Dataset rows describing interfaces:
++++++
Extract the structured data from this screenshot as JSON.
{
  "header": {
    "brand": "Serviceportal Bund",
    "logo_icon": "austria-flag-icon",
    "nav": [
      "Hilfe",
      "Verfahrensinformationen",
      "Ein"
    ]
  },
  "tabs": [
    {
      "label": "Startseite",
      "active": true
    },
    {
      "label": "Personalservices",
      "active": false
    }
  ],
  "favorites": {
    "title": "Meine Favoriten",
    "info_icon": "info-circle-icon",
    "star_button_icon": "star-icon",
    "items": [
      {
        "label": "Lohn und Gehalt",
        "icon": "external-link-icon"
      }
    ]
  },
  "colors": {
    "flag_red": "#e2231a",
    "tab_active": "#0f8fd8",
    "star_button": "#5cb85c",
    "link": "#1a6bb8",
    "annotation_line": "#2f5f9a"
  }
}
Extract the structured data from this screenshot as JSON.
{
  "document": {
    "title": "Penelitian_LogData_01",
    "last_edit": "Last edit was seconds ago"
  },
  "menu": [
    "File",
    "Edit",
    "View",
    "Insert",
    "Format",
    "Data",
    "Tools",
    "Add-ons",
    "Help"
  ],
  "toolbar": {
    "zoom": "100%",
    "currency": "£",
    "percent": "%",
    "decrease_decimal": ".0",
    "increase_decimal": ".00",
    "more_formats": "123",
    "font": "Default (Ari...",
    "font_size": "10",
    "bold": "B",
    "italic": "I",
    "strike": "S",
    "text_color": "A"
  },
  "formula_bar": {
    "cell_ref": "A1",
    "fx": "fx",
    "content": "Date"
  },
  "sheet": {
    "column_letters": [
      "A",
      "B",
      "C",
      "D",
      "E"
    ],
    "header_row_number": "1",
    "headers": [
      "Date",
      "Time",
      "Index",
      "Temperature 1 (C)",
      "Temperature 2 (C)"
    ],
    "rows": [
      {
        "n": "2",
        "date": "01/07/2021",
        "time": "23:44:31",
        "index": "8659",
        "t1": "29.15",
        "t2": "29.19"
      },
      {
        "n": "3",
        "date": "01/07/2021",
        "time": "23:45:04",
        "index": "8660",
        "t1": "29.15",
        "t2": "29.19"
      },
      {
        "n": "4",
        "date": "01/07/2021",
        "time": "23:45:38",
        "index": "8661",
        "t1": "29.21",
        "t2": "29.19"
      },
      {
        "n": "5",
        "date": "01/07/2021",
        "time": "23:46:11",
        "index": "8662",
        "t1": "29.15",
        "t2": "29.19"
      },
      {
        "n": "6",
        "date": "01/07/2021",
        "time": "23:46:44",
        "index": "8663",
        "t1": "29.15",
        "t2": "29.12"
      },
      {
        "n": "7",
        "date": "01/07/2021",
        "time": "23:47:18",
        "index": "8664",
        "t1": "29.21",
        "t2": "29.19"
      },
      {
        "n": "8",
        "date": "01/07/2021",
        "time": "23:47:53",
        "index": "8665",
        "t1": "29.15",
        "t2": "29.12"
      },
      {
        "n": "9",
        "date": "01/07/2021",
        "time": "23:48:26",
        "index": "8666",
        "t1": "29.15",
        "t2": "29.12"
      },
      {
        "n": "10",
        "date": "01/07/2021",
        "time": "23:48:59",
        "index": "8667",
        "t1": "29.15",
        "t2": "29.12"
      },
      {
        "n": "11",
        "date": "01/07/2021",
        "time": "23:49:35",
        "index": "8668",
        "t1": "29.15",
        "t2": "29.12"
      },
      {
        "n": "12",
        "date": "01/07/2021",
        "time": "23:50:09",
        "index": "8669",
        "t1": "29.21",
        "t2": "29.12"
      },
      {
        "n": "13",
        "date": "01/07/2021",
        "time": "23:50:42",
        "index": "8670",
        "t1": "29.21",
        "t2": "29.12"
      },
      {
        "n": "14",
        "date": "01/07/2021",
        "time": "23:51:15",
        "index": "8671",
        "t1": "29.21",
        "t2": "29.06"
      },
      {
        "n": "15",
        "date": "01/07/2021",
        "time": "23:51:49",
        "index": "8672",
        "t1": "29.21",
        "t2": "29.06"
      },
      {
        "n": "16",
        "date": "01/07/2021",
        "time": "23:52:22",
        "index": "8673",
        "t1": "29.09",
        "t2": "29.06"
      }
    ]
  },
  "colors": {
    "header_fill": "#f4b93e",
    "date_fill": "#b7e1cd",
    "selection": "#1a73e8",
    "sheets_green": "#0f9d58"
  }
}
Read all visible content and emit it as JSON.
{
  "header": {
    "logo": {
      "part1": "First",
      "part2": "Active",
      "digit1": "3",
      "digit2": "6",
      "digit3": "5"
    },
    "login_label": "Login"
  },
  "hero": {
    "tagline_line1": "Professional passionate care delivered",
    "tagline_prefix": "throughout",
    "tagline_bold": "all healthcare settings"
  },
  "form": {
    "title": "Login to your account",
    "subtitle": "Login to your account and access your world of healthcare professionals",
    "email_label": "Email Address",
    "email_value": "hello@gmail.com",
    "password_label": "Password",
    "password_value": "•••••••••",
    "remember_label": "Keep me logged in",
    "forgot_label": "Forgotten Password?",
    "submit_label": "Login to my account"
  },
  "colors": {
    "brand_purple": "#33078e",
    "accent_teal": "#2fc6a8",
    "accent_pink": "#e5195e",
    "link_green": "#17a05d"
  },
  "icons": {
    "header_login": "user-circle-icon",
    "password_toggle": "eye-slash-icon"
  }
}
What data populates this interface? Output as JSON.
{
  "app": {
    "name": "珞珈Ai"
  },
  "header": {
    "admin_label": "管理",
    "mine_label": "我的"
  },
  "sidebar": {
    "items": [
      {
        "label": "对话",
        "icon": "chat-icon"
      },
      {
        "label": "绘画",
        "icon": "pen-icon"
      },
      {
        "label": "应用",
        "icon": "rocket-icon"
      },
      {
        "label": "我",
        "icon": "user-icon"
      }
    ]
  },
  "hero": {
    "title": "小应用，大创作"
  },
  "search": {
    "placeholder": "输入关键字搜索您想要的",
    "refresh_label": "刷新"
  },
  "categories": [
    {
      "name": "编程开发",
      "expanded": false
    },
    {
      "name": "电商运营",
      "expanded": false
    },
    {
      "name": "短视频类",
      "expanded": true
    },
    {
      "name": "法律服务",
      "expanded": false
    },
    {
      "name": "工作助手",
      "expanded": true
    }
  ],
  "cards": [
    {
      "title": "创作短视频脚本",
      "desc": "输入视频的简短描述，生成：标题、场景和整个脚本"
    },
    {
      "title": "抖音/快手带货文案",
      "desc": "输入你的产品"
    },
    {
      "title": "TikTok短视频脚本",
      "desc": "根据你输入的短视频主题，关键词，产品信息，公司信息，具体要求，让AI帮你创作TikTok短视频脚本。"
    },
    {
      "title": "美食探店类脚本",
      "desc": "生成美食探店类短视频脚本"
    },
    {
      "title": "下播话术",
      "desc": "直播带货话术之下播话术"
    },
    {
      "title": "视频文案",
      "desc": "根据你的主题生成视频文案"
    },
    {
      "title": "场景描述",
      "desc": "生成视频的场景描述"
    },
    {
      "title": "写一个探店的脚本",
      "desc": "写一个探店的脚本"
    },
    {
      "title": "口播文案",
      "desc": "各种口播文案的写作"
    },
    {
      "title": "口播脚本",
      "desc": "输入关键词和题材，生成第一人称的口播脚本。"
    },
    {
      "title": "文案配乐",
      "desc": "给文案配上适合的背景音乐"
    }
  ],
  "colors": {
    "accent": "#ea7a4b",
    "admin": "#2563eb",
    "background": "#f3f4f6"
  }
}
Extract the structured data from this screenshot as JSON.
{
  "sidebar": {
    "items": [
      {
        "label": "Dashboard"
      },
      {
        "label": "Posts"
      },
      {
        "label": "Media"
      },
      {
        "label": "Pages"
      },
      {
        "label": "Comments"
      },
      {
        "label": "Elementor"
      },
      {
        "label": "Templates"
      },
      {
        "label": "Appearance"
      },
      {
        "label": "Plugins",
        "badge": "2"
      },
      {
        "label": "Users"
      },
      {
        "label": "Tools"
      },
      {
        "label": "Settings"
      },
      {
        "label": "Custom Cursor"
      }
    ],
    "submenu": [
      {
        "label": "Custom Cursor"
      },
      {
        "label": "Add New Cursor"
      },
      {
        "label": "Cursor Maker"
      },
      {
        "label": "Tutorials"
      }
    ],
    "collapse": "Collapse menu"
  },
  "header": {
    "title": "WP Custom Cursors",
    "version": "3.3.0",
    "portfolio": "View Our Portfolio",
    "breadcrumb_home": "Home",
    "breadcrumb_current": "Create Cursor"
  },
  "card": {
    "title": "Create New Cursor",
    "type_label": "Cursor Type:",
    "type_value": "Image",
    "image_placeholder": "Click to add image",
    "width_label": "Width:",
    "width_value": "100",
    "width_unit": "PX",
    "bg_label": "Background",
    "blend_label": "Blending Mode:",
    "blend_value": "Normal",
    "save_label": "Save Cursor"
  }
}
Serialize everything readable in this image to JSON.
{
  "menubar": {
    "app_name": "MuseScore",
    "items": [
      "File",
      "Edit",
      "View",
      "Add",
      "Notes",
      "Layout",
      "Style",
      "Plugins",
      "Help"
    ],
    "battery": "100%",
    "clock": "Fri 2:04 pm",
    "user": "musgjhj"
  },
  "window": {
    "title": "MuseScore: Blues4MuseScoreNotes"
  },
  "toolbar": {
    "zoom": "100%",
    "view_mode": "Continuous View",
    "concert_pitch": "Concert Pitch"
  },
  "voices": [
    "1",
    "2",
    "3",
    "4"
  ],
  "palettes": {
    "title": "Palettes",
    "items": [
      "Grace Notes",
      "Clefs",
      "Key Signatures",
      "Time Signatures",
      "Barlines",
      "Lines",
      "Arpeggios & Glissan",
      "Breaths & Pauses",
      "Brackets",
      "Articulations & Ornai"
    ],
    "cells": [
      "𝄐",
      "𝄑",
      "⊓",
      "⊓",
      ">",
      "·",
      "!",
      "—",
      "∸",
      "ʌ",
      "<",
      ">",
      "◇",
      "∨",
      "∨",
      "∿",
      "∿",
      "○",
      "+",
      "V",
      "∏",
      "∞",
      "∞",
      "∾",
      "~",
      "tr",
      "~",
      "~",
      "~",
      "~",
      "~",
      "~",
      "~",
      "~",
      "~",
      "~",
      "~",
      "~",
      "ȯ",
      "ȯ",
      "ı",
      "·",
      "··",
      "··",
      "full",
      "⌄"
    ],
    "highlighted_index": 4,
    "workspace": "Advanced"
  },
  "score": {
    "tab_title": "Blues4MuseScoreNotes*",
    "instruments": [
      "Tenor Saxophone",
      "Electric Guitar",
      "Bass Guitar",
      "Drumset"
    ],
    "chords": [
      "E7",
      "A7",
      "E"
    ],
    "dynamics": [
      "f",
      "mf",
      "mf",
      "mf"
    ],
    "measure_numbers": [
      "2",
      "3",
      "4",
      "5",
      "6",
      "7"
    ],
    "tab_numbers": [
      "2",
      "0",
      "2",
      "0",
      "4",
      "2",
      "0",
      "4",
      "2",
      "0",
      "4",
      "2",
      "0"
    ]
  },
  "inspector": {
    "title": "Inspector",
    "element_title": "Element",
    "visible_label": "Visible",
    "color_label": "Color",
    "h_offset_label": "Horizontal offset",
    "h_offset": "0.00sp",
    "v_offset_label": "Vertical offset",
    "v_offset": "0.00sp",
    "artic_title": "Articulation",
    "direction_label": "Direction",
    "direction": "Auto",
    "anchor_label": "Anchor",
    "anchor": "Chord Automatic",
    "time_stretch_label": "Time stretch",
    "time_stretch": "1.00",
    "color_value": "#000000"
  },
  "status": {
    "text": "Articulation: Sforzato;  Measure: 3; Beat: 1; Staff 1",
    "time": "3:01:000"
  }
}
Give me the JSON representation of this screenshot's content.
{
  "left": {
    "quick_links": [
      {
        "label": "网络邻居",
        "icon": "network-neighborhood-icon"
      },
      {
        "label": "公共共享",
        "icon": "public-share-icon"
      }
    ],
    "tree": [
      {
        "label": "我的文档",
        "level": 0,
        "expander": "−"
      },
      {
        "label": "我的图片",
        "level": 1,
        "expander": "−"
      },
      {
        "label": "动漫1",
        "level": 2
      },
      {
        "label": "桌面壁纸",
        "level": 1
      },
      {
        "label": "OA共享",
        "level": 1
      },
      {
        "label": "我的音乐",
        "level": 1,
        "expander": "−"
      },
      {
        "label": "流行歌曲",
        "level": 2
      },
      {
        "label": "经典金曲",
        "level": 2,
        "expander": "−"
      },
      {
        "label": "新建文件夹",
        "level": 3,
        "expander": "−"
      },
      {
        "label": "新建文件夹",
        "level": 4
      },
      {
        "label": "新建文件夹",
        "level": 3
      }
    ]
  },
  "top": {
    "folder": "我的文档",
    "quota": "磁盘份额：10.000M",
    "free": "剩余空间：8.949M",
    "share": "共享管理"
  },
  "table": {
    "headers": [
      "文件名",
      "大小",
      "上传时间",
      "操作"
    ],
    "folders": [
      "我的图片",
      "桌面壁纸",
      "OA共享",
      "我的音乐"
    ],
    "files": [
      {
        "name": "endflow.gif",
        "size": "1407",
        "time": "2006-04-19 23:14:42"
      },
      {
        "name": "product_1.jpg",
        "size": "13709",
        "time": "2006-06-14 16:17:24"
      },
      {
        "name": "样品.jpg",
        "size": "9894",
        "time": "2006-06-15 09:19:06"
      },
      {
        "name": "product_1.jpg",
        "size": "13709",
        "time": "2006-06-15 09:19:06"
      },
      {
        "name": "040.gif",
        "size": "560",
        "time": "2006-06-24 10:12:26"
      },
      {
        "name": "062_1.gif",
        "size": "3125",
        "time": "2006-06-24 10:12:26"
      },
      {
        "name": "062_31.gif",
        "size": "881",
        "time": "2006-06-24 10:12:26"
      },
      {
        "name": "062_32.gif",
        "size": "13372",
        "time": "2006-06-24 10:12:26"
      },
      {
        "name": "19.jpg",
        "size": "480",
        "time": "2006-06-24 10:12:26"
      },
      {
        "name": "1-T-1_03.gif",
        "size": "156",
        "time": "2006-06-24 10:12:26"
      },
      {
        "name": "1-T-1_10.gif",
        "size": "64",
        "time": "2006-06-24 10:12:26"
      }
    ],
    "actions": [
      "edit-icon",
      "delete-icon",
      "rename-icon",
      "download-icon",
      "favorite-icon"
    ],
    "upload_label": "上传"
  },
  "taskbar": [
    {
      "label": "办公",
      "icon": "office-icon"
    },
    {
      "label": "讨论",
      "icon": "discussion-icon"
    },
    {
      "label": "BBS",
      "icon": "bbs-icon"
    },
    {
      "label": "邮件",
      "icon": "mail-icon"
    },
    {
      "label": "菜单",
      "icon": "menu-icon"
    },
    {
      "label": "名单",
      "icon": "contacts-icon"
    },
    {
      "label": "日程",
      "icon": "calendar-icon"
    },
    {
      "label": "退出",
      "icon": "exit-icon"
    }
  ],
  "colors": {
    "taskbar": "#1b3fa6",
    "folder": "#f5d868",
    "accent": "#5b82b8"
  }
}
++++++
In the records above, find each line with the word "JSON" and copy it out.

• TASK RESPONSE:
Extract the structured data from this screenshot as JSON.
Extract the structured data from this screenshot as JSON.
Read all visible content and emit it as JSON.
What data populates this interface? Output as JSON.
Extract the structured data from this screenshot as JSON.
Serialize everything readable in this image to JSON.
Give me the JSON representation of this screenshot's content.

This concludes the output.